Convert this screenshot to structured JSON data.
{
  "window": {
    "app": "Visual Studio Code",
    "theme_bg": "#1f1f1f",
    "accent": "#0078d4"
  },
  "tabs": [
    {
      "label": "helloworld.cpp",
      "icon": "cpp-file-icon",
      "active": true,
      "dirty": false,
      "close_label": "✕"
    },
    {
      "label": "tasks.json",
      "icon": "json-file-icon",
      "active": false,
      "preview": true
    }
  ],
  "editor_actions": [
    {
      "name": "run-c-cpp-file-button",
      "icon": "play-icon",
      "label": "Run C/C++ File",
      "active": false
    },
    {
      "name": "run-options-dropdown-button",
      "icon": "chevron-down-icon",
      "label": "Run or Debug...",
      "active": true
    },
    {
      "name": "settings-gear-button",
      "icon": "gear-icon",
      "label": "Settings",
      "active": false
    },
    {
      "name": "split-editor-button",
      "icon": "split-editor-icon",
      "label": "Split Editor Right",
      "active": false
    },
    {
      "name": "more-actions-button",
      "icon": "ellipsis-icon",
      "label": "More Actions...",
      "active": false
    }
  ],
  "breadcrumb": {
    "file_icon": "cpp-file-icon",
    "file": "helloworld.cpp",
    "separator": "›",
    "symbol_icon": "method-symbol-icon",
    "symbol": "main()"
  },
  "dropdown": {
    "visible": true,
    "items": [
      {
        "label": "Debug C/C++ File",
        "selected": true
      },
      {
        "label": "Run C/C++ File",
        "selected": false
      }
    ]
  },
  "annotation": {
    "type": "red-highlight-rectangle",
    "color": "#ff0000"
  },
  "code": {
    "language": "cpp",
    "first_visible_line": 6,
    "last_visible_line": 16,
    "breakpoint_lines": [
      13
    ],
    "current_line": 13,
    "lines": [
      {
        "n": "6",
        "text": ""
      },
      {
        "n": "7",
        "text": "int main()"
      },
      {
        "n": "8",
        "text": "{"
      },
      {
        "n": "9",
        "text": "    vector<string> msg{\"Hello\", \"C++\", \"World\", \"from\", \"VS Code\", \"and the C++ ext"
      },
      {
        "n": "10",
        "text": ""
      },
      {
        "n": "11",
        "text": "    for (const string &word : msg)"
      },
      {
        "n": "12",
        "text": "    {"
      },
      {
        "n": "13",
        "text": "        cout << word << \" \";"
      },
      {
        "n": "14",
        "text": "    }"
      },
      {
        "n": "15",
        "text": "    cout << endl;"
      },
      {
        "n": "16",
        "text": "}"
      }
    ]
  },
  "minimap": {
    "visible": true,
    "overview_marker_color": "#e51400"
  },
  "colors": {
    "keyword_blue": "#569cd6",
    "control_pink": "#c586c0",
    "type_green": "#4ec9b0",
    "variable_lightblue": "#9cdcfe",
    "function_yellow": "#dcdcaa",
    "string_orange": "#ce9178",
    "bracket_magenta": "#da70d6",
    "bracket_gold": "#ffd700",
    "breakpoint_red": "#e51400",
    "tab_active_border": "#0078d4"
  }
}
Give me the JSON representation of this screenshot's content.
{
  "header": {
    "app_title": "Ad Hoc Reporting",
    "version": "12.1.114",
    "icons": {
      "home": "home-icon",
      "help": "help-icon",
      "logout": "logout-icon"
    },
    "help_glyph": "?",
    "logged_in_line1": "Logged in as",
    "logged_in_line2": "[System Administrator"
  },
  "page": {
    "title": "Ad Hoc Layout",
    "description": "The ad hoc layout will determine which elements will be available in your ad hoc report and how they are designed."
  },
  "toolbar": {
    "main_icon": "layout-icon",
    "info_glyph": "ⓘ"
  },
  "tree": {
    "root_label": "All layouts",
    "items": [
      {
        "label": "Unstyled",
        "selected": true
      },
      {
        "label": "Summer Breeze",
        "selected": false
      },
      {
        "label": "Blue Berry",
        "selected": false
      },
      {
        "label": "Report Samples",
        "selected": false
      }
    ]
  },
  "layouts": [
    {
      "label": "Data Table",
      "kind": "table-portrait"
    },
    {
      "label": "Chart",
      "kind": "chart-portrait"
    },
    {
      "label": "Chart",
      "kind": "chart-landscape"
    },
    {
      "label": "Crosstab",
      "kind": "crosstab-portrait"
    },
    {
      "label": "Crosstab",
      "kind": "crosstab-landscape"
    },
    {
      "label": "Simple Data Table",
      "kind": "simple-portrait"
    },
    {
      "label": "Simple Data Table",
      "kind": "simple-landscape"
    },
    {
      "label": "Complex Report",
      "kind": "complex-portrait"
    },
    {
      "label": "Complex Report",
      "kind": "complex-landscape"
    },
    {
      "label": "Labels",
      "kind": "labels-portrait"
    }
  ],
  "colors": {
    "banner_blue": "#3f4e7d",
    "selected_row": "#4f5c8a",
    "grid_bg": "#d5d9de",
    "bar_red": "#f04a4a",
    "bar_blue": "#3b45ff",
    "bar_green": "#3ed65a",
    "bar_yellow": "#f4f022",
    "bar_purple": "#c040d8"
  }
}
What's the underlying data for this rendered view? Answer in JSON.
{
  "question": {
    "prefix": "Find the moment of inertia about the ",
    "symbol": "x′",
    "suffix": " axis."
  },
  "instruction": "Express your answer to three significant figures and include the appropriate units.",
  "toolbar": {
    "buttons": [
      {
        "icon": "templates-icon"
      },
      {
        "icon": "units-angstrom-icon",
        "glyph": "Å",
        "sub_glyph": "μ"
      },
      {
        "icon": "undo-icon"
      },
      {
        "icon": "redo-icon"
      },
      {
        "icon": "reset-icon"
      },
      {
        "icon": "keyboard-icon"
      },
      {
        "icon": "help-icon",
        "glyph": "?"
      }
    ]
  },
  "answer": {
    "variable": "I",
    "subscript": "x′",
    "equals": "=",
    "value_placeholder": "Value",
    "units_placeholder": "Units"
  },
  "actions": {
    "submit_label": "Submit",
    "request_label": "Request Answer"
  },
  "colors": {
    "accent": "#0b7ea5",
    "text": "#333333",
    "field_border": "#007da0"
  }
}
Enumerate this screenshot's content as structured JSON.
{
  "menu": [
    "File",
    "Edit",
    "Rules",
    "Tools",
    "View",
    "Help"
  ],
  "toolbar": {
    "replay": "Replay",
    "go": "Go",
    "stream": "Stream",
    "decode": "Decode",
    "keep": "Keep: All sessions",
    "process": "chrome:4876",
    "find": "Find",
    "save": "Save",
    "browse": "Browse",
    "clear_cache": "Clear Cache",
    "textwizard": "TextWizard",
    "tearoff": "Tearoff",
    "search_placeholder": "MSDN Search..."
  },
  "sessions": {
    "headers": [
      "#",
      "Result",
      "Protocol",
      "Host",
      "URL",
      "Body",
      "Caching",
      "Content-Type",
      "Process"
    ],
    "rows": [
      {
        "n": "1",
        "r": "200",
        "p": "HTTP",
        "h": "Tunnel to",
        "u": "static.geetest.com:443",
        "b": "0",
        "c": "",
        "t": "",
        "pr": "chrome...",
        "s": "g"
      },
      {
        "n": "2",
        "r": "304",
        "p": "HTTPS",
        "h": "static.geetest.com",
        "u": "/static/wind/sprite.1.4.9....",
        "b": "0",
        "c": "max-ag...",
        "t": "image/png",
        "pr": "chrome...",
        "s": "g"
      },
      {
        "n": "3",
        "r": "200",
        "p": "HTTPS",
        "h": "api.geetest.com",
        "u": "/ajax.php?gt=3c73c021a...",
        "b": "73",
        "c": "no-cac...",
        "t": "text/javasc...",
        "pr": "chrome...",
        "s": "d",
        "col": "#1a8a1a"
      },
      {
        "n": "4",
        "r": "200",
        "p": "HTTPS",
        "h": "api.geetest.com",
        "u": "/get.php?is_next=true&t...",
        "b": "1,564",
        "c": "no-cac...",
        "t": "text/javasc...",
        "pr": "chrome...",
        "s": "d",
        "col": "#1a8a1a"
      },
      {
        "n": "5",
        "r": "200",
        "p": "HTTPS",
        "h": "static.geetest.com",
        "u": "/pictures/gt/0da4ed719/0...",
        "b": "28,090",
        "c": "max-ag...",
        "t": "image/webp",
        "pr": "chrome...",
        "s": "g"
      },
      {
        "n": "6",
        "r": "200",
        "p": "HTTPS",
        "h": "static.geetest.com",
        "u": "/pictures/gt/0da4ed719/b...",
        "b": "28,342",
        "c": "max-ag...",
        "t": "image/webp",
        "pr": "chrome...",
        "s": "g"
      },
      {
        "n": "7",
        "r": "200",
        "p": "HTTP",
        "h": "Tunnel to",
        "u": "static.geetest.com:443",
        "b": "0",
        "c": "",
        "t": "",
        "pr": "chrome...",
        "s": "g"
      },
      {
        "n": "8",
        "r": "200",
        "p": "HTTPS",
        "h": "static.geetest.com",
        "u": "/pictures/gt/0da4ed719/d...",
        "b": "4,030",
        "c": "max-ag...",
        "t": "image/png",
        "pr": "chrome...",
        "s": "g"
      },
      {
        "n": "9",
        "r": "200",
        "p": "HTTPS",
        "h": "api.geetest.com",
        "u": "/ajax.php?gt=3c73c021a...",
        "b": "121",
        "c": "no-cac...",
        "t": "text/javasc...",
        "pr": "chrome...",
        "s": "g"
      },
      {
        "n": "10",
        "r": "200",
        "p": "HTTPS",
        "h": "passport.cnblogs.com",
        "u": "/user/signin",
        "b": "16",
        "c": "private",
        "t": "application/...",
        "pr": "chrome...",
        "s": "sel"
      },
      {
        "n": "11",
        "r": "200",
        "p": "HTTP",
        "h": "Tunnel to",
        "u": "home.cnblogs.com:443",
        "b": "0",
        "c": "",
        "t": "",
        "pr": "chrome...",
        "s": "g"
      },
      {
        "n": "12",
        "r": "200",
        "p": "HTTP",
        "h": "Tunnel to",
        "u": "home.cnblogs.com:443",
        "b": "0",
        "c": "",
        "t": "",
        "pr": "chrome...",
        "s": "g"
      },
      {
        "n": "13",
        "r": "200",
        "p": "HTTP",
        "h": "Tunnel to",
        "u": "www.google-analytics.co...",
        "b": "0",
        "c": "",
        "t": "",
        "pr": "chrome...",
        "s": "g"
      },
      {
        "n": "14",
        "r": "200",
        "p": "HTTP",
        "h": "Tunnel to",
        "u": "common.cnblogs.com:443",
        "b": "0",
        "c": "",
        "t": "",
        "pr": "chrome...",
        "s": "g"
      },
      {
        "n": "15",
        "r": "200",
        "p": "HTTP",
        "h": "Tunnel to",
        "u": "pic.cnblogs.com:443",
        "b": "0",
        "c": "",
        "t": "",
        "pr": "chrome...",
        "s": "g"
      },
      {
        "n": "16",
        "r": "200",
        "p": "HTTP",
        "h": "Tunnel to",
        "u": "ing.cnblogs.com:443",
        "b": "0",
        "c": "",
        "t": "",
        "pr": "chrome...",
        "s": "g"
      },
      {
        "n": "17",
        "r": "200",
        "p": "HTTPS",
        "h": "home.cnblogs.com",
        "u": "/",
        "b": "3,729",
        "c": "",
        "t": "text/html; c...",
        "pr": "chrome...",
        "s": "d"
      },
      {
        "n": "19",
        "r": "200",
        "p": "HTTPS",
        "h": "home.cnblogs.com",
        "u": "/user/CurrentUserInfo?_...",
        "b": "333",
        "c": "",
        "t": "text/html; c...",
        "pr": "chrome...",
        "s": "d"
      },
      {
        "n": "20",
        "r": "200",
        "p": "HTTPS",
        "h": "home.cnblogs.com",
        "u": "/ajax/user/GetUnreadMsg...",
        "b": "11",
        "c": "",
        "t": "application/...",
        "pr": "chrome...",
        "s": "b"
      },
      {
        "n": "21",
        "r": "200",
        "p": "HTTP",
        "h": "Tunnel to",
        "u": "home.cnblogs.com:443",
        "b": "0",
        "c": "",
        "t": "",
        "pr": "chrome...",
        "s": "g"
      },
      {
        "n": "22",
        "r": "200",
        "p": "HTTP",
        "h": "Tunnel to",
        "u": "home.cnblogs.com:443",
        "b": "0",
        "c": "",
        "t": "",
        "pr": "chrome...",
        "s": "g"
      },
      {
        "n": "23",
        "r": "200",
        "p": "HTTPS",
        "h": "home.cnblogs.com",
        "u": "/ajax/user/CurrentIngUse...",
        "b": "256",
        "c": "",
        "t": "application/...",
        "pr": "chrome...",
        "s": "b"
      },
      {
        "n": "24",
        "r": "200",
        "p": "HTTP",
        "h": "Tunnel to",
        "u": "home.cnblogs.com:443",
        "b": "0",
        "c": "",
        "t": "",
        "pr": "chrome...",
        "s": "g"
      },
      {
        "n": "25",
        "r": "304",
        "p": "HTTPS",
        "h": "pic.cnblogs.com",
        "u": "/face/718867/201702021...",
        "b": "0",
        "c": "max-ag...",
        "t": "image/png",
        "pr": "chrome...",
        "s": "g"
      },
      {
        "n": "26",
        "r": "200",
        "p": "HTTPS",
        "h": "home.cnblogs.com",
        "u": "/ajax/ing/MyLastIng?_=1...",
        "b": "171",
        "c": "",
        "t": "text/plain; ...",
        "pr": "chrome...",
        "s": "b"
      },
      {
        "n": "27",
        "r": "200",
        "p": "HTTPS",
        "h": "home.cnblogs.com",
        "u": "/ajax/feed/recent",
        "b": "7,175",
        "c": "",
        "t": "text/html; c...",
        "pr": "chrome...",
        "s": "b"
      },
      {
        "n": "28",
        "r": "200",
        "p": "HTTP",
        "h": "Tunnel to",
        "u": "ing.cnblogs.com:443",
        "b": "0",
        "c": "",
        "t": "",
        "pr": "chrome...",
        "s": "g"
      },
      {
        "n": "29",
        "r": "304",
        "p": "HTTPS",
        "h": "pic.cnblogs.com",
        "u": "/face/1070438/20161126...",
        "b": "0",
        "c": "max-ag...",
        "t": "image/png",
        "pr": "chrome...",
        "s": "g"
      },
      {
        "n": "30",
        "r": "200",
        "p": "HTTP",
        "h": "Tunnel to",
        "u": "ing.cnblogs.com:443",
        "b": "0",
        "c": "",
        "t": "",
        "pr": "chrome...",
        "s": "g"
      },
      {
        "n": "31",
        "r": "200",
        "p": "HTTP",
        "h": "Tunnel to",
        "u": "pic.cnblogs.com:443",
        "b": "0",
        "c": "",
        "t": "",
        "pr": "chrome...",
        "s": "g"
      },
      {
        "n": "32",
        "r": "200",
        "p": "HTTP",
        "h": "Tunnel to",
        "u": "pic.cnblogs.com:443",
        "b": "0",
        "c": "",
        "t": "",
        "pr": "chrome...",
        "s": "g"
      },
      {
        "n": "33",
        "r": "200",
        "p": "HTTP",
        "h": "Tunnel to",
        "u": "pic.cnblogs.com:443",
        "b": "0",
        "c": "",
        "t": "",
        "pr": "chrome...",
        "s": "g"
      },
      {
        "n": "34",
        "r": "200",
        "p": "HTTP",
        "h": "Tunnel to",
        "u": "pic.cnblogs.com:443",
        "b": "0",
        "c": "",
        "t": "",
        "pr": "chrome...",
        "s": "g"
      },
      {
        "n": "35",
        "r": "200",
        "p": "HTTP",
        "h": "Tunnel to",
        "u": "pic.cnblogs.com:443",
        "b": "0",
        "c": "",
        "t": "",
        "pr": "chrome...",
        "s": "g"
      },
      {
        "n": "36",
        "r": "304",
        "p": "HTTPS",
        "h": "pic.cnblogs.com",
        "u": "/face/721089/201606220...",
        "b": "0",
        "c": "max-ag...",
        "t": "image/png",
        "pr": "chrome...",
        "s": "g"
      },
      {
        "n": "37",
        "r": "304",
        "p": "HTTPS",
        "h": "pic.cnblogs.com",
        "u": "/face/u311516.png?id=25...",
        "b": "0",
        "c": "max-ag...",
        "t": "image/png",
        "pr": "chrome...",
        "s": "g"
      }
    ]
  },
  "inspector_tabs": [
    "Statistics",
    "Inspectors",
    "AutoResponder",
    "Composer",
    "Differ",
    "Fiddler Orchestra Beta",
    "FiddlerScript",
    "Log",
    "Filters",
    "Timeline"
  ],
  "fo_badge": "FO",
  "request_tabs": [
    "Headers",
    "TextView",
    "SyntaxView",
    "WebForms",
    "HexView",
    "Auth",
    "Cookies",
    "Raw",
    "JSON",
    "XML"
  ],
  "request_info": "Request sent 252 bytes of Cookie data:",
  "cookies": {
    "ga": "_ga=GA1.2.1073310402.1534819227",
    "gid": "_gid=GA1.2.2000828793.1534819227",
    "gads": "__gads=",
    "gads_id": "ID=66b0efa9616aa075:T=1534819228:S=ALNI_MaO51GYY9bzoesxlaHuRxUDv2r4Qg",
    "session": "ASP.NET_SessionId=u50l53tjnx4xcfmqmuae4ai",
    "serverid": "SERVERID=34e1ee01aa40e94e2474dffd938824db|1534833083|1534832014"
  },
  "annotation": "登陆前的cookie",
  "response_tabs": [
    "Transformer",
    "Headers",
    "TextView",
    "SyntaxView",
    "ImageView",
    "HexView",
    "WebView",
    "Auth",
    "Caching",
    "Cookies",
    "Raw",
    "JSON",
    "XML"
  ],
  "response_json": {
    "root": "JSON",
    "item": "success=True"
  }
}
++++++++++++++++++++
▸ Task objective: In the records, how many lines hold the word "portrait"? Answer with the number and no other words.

▸ Exercise solution: 6